The Stochastic Game
Ramblings of General Geekery

Writing a custom Main() method for WPF applications

Creating a new WPF project in Visual Studio gives you the following pretty simple application markup and code:

<Application x:Class="WpfApplication2.App"
    xmlns="http://schemas.microsoft.com/winfx/2006/xaml/presentation"
    xmlns:x="http://schemas.microsoft.com/winfx/2006/xaml"
    StartupUri="Window1.xaml">
</Application>
namespace WpfApplication2
{
    public partial class App : Application
    {
    }
}

Understanding how it really works, and how to supply your own custom Main() method, is just a search query away. You basically need to change the application’s build action from “Application Definition” to “Page”, create a constructor that calls “InitializeComponent”, and write your Main() by eventually calling one of the application’s “Run” method overloads.

wpf_app

namespace WpfApplication1
{
    public partial class App : Application
    {
        App()
        {
            InitializeComponent();
        }

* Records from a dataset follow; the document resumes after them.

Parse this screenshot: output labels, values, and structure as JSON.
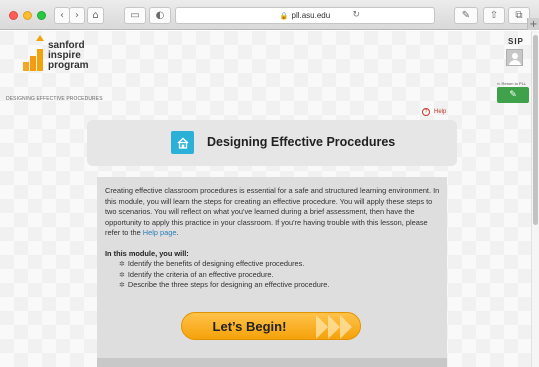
{
  "browser": {
    "url": "pll.asu.edu",
    "nav_back": "‹",
    "nav_forward": "›",
    "home_icon": "⌂",
    "sidebar_icon": "▭",
    "extension_icon": "◐",
    "reload_icon": "↻",
    "share_icon": "⇧",
    "tabs_icon": "⧉",
    "pen_icon": "✎",
    "new_tab": "+"
  },
  "header": {
    "logo_line1": "sanford",
    "logo_line2": "inspire",
    "logo_line3": "program",
    "user_initials": "SIP",
    "return_link": "⇐ Return to PLL",
    "edit_icon": "✎"
  },
  "breadcrumb": "DESIGNING EFFECTIVE PROCEDURES",
  "help": {
    "label": "Help",
    "icon": "?"
  },
  "module": {
    "title": "Designing Effective Procedures",
    "intro": "Creating effective classroom procedures is essential for a safe and structured learning environment. In this module, you will learn the steps for creating an effective procedure. You will apply these steps to two scenarios. You will reflect on what you've learned during a brief assessment, then have the opportunity to apply this practice in your classroom. If you're having trouble with this lesson, please refer to the ",
    "help_link": "Help page",
    "intro_end": ".",
    "objectives_heading": "In this module, you will:",
    "bullet": "✲",
    "objectives": [
      "Identify the benefits of designing effective procedures.",
      "Identify the criteria of an effective procedure.",
      "Describe the three steps for designing an effective procedure."
    ],
    "begin_label": "Let’s Begin!"
  },
  "colors": {
    "accent_orange": "#f5a20a",
    "icon_teal": "#2bb0d8",
    "edit_green": "#3fa24b",
    "help_red": "#c0392b"
  }
}
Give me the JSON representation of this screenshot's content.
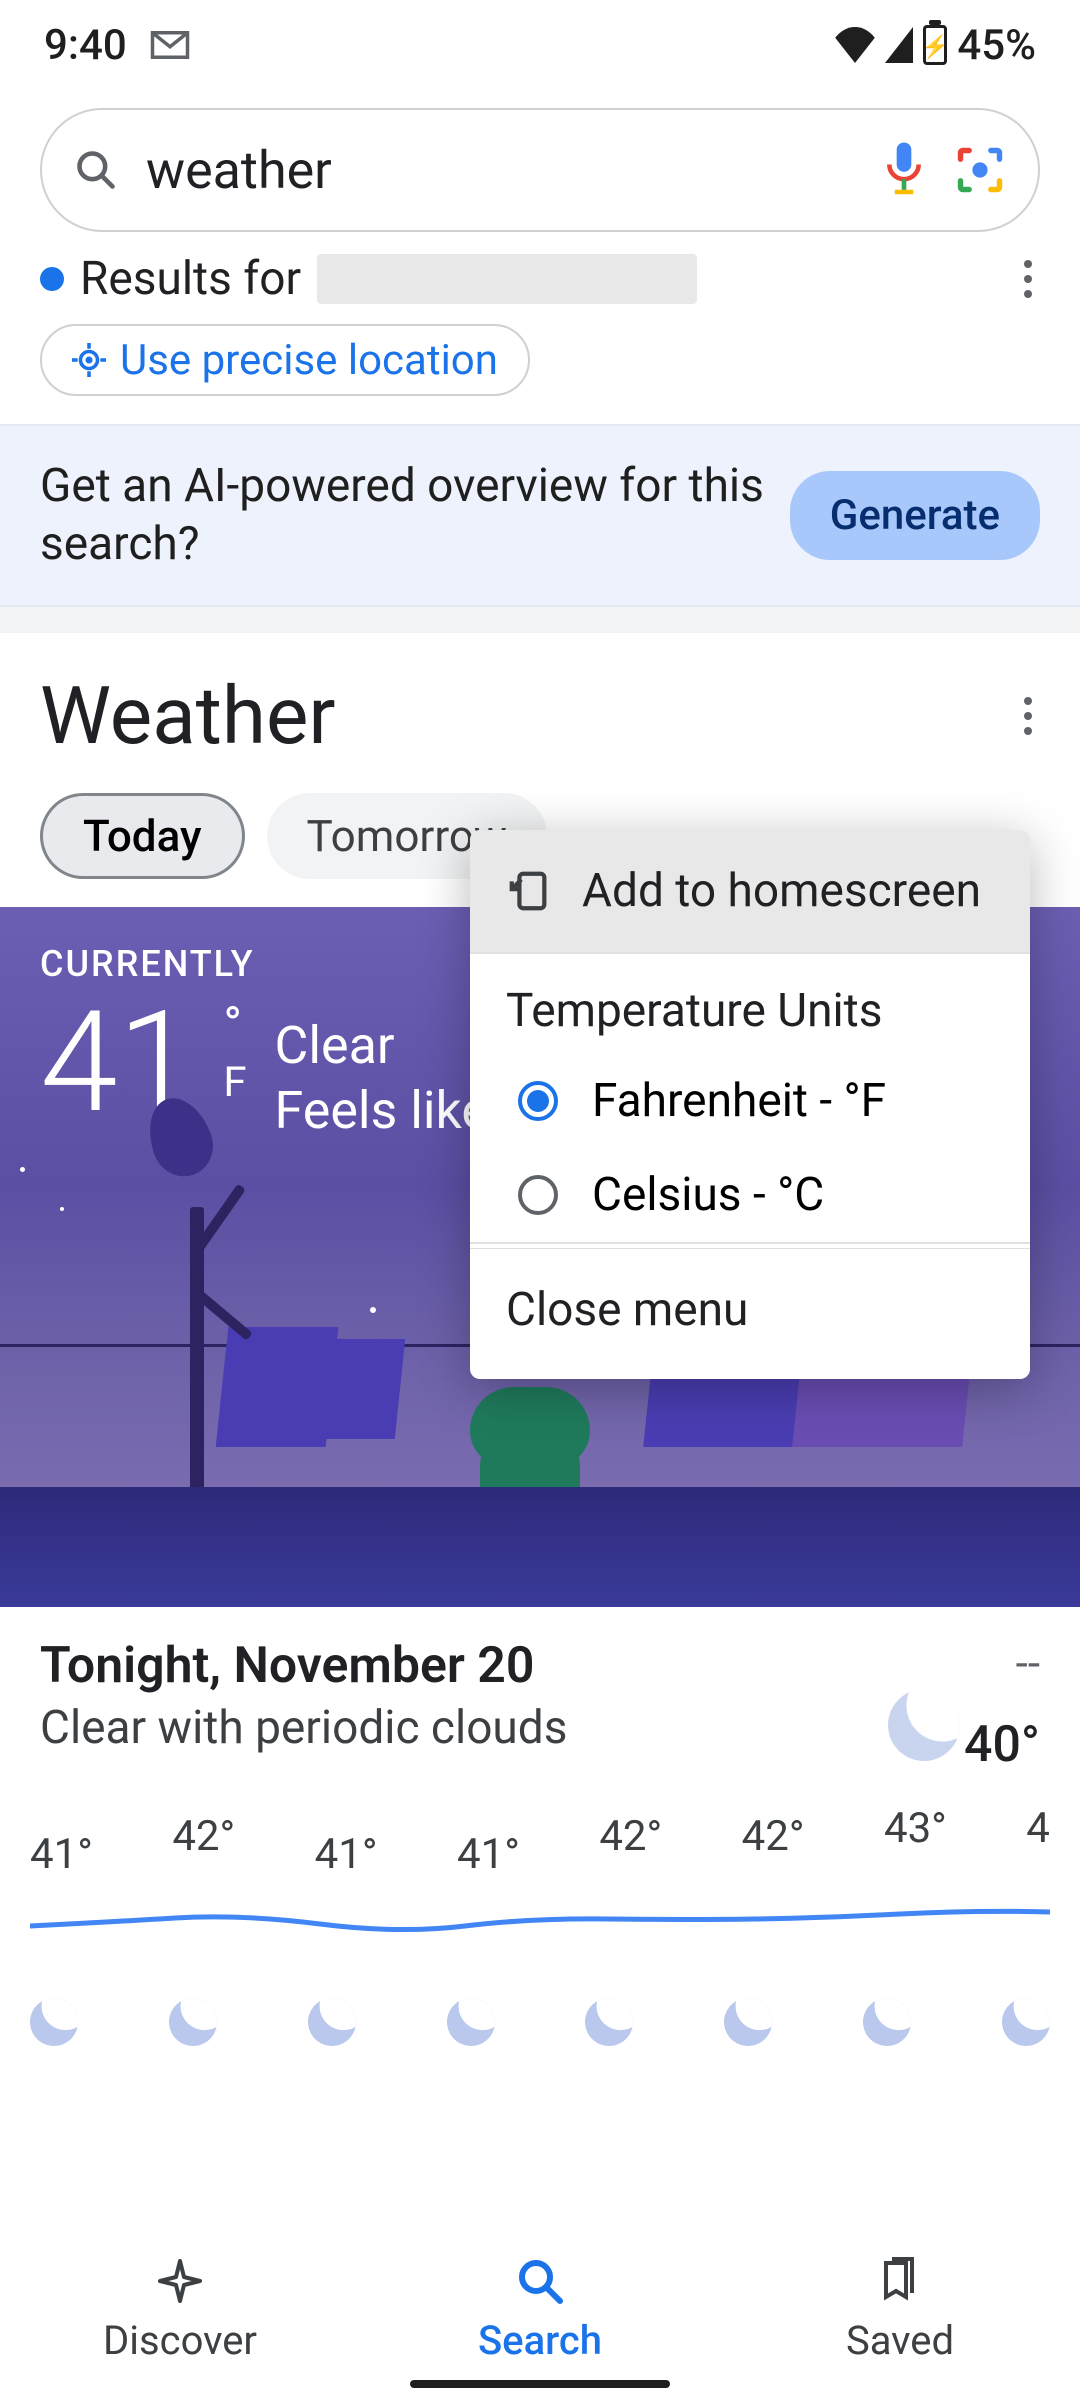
{
  "status": {
    "time": "9:40",
    "battery": "45%"
  },
  "search": {
    "query": "weather"
  },
  "results_for": {
    "prefix": "Results for"
  },
  "location_chip": {
    "label": "Use precise location"
  },
  "ai_banner": {
    "text": "Get an AI-powered overview for this search?",
    "button": "Generate"
  },
  "weather": {
    "title": "Weather",
    "tabs": [
      {
        "label": "Today",
        "active": true
      },
      {
        "label": "Tomorrow",
        "active": false
      }
    ],
    "current": {
      "label": "CURRENTLY",
      "temp": "41",
      "unit_deg": "°",
      "unit_letter": "F",
      "condition": "Clear",
      "feels_like_prefix": "Feels like"
    },
    "tonight": {
      "title": "Tonight, November 20",
      "desc": "Clear with periodic clouds",
      "high": "--",
      "low": "40°"
    },
    "hourly": [
      "41°",
      "42°",
      "41°",
      "41°",
      "42°",
      "42°",
      "43°",
      "4"
    ]
  },
  "popup": {
    "add_home": "Add to homescreen",
    "units_label": "Temperature Units",
    "fahrenheit": "Fahrenheit - °F",
    "celsius": "Celsius - °C",
    "close": "Close menu"
  },
  "bottom_nav": {
    "discover": "Discover",
    "search": "Search",
    "saved": "Saved"
  }
}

        [STAThread]
        static void Main()
        {
            Window1 window = new Window1();
            App app = new App();
            app.Run(window);
        }
    }
}

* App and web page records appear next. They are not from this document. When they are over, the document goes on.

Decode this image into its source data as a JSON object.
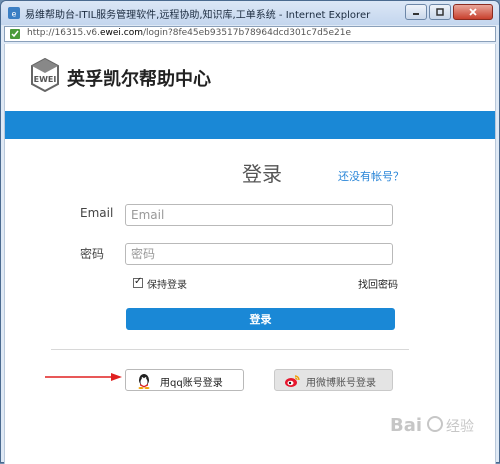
{
  "window": {
    "title": "易维帮助台-ITIL服务管理软件,远程协助,知识库,工单系统 - Internet Explorer",
    "address_prefix": "http://16315.v6.",
    "address_host": "ewei.com",
    "address_suffix": "/login?8fe45eb93517b78964dcd301c7d5e21e"
  },
  "brand": {
    "logo_text": "EWEI",
    "name": "英孚凯尔帮助中心",
    "band_color": "#1a88d6"
  },
  "login": {
    "title": "登录",
    "signup_link": "还没有帐号？",
    "email_label": "Email",
    "email_placeholder": "Email",
    "password_label": "密码",
    "password_placeholder": "密码",
    "remember_label": "保持登录",
    "remember_checked": true,
    "forgot_link": "找回密码",
    "submit_label": "登录"
  },
  "social": {
    "qq_label": "用qq账号登录",
    "weibo_label": "用微博账号登录"
  },
  "colors": {
    "accent": "#1a88d6",
    "link": "#2a86d8",
    "annotation_arrow": "#e02020"
  }
}
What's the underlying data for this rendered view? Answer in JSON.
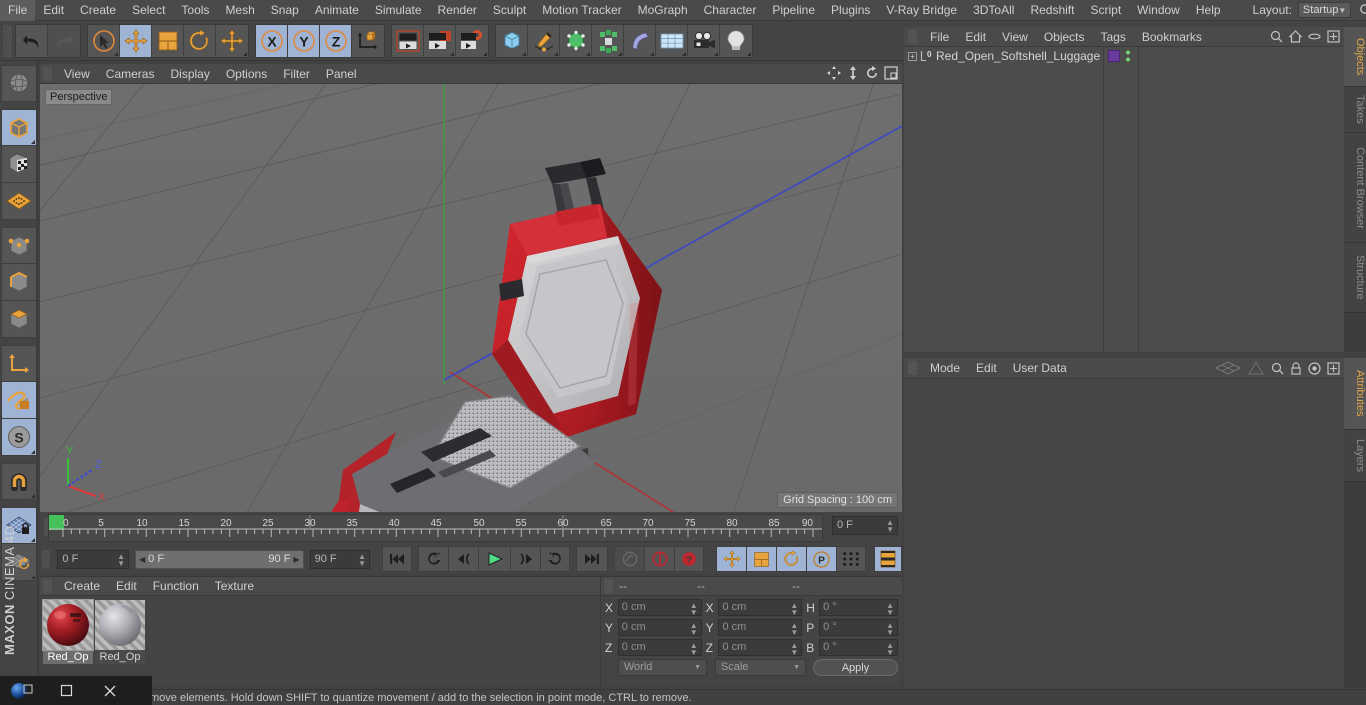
{
  "menubar": {
    "items": [
      "File",
      "Edit",
      "Create",
      "Select",
      "Tools",
      "Mesh",
      "Snap",
      "Animate",
      "Simulate",
      "Render",
      "Sculpt",
      "Motion Tracker",
      "MoGraph",
      "Character",
      "Pipeline",
      "Plugins",
      "V-Ray Bridge",
      "3DToAll",
      "Redshift",
      "Script",
      "Window",
      "Help"
    ],
    "layout_label": "Layout:",
    "layout_value": "Startup",
    "search_icon": "search-icon"
  },
  "toolbar": {
    "undo": "undo-icon",
    "redo": "redo-icon",
    "live_selection": "live-selection-icon",
    "move": "move-tool-icon",
    "scale": "scale-tool-icon",
    "rotate": "rotate-tool-icon",
    "move_alt": "move-alt-icon",
    "axis_x": "X",
    "axis_y": "Y",
    "axis_z": "Z",
    "world_axis": "world-coordinate-icon",
    "render_view": "render-view-icon",
    "render_region": "render-region-icon",
    "render_settings": "render-settings-icon",
    "primitives": "cube-primitive-icon",
    "spline": "spline-pen-icon",
    "generator": "generator-icon",
    "deformer": "deformer-icon",
    "bend": "bend-icon",
    "scene": "scene-floor-icon",
    "camera": "camera-icon",
    "light": "light-icon"
  },
  "lefttool": {
    "items": [
      {
        "name": "undo-view-icon",
        "selected": false
      },
      {
        "name": "model-mode-icon",
        "selected": true
      },
      {
        "name": "texture-mode-icon",
        "selected": false
      },
      {
        "name": "polygon-axis-icon",
        "selected": false
      },
      {
        "name": "point-mode-icon",
        "selected": false
      },
      {
        "name": "edge-mode-icon",
        "selected": false
      },
      {
        "name": "polygon-mode-icon",
        "selected": false
      },
      {
        "name": "axis-mode-icon",
        "selected": false
      },
      {
        "name": "enable-snap-icon",
        "selected": true
      },
      {
        "name": "snap-s-icon",
        "selected": true
      },
      {
        "name": "magnet-icon",
        "selected": false
      },
      {
        "name": "workplane-lock-icon",
        "selected": true
      },
      {
        "name": "workplane-rotate-icon",
        "selected": false
      }
    ],
    "brand_line1": "MAXON",
    "brand_line2": "CINEMA 4D"
  },
  "viewport": {
    "menu": [
      "View",
      "Cameras",
      "Display",
      "Options",
      "Filter",
      "Panel"
    ],
    "label": "Perspective",
    "grid_spacing": "Grid Spacing : 100 cm",
    "axis_x": "X",
    "axis_y": "Y",
    "axis_z": "Z",
    "icons": [
      "move-view-icon",
      "zoom-view-icon",
      "rotate-view-icon",
      "maximize-view-icon"
    ]
  },
  "timeline": {
    "ticks": [
      "0",
      "5",
      "10",
      "15",
      "20",
      "25",
      "30",
      "35",
      "40",
      "45",
      "50",
      "55",
      "60",
      "65",
      "70",
      "75",
      "80",
      "85",
      "90"
    ],
    "current_frame": "0 F",
    "start_frame": "0 F",
    "range_start": "0 F",
    "range_end": "90 F",
    "end_frame": "90 F",
    "buttons": [
      {
        "name": "go-to-start-button",
        "sel": false
      },
      {
        "name": "previous-key-button",
        "sel": false
      },
      {
        "name": "step-back-button",
        "sel": false
      },
      {
        "name": "play-button",
        "sel": false
      },
      {
        "name": "step-forward-button",
        "sel": false
      },
      {
        "name": "next-key-button",
        "sel": false
      },
      {
        "name": "go-to-end-button",
        "sel": false
      },
      {
        "name": "record-active-objects-button",
        "sel": false
      },
      {
        "name": "autokeying-button",
        "sel": false
      },
      {
        "name": "keyframe-selection-button",
        "sel": false
      },
      {
        "name": "position-key-button",
        "sel": true
      },
      {
        "name": "scale-key-button",
        "sel": true
      },
      {
        "name": "rotation-key-button",
        "sel": true
      },
      {
        "name": "parameter-key-button",
        "sel": true
      },
      {
        "name": "point-level-animation-button",
        "sel": false
      },
      {
        "name": "timeline-button",
        "sel": true
      }
    ]
  },
  "materials": {
    "menu": [
      "Create",
      "Edit",
      "Function",
      "Texture"
    ],
    "items": [
      {
        "name": "Red_Op",
        "color": "#8e1c1c",
        "selected": true
      },
      {
        "name": "Red_Op",
        "color": "#a8a8ad",
        "selected": false
      }
    ]
  },
  "coordinates": {
    "header": [
      "--",
      "--",
      "--"
    ],
    "rows": [
      {
        "label1": "X",
        "value1": "0 cm",
        "label2": "X",
        "value2": "0 cm",
        "label3": "H",
        "value3": "0 °"
      },
      {
        "label1": "Y",
        "value1": "0 cm",
        "label2": "Y",
        "value2": "0 cm",
        "label3": "P",
        "value3": "0 °"
      },
      {
        "label1": "Z",
        "value1": "0 cm",
        "label2": "Z",
        "value2": "0 cm",
        "label3": "B",
        "value3": "0 °"
      }
    ],
    "system": "World",
    "mode": "Scale",
    "apply": "Apply"
  },
  "objects": {
    "menu": [
      "File",
      "Edit",
      "View",
      "Objects",
      "Tags",
      "Bookmarks"
    ],
    "icons": [
      "search-icon",
      "home-icon",
      "ellipse-icon",
      "fullscreen-icon"
    ],
    "rows": [
      {
        "name": "Red_Open_Softshell_Luggage",
        "layer_badge": "0",
        "tag_color": "#6b3a9e"
      }
    ]
  },
  "attributes": {
    "menu": [
      "Mode",
      "Edit",
      "User Data"
    ],
    "icons": [
      "mesh-icon",
      "cone-icon",
      "search-icon",
      "lock-icon",
      "target-icon",
      "fullscreen-icon"
    ]
  },
  "right_tabs_top": [
    {
      "label": "Objects",
      "active": true
    },
    {
      "label": "Takes",
      "active": false
    },
    {
      "label": "Content Browser",
      "active": false
    },
    {
      "label": "Structure",
      "active": false
    }
  ],
  "right_tabs_bottom": [
    {
      "label": "Attributes",
      "active": true
    },
    {
      "label": "Layers",
      "active": false
    }
  ],
  "statusbar": {
    "text": "move elements. Hold down SHIFT to quantize movement / add to the selection in point mode, CTRL to remove."
  },
  "taskbar": {
    "icons": [
      "c4d-app-icon",
      "window-restore-icon",
      "window-maximize-icon",
      "window-close-icon"
    ]
  },
  "colors": {
    "panel_bg": "#444444",
    "menu_bg": "#4a4a4a",
    "viewport_bg": "#6d6d6d",
    "selection_blue": "#9fb4d4",
    "accent_orange": "#e0a64a",
    "luggage_red": "#c0232b"
  }
}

Don’t forget, also, to remove the “StartupUri” from the App.xaml, otherwise another copy of window will show up (unless you get an error because the URI points to a non existing XAML resource).

What most articles won’t tell you, though (some of them actually getting it wrong), is that it’s important that you create the application before you create your first window. To illustrate this, let’s add an application resource to App.xaml:

<Application 
    x:Class="WpfApplication1.App"
    xmlns="http://schemas.microsoft.com/winfx/2006/xaml/presentation"
    xmlns:x="http://schemas.microsoft.com/winfx/2006/xaml">
    <Application.Resources>
        <Style TargetType="Button">
            <Setter Property="Background" Value="Red" />
        </Style>
    </Application.Resources>
</Application>

It’s a style that makes buttons red. Since it’s defined at application level, all buttons in all the windows should be red (except those that define their own local style override). For example, here’s the markup for my Window1:

<Window x:Class="WpfApplication1.Window1"
    xmlns="http://schemas.microsoft.com/winfx/2006/xaml/presentation"
    xmlns:x="http://schemas.microsoft.com/winfx/2006/xaml"
    Title="Window1" Height="300" Width="300">
    <Grid>
        <Button>Is This Red?</Button>
    </Grid>
</Window>

We should see a window with a red button in it. But when I run the project, I get this:

not_red

Well… it’s not red.

The issue is that the window is created before the application. This means that when it queries the current application to get the globals resources, it finds nothing. What you need to do is simply create the application first:

[STAThread]
static void Main()
{
    App app = new App();
    Window1 window = new Window1();
    app.Run(window);
}

By simply switching those two lines, you get the expected result:

red

This drove me crazy for an hour or so – I thought there was something funky going on with my theme management code or something. Hopefully this will save someone some pain.